Input data Start Marker

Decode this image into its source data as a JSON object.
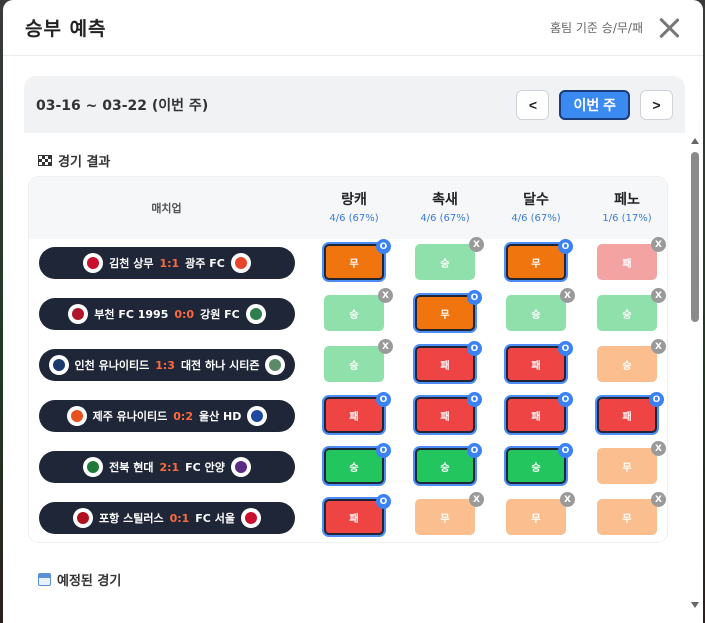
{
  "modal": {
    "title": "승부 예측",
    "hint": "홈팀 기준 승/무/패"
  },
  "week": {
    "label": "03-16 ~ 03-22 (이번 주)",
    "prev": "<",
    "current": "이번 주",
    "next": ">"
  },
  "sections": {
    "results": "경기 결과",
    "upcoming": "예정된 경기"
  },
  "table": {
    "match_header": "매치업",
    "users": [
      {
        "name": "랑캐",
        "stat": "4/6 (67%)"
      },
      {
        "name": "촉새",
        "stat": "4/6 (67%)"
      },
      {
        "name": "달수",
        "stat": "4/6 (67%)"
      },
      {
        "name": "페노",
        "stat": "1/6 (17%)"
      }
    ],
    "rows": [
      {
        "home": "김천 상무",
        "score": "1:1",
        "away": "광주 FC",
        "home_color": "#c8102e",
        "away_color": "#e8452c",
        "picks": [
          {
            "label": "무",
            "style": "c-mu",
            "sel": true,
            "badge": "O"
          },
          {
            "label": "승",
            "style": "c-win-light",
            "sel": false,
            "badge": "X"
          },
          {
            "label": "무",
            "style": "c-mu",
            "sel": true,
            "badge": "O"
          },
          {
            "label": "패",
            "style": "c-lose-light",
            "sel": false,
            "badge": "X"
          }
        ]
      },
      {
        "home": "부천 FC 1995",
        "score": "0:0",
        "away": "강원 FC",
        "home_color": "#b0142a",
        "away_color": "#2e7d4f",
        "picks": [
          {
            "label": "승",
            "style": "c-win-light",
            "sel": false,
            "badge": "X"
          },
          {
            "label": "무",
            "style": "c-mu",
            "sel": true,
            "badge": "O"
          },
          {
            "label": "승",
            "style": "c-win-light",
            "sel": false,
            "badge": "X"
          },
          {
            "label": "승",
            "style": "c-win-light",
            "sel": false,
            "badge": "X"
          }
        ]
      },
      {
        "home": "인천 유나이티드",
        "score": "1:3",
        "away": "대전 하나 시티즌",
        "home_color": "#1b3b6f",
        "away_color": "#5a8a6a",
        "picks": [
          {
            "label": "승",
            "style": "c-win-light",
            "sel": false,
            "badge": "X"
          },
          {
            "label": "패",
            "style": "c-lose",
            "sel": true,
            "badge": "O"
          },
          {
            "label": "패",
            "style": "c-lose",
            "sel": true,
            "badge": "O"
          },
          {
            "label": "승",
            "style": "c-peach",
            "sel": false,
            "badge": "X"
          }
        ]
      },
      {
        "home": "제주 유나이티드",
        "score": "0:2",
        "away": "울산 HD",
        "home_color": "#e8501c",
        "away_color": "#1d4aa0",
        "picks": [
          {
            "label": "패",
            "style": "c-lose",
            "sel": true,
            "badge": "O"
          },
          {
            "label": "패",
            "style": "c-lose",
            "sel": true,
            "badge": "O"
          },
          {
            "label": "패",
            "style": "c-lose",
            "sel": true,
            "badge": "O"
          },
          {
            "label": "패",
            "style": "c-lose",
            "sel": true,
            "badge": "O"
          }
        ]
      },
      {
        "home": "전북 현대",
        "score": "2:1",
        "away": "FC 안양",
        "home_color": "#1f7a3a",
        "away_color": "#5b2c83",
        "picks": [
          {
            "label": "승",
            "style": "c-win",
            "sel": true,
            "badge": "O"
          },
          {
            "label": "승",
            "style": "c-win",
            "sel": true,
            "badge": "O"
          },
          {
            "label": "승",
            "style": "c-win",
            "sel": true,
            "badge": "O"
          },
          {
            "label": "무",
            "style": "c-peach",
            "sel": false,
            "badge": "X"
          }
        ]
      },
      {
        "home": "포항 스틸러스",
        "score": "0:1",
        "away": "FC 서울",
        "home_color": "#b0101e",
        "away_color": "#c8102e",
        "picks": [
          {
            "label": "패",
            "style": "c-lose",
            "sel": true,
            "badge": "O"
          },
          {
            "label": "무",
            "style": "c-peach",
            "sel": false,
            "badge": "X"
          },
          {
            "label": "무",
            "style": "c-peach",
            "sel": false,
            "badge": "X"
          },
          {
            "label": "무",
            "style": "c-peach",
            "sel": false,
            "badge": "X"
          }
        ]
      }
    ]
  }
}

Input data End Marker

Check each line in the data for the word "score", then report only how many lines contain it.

** Written solution **
6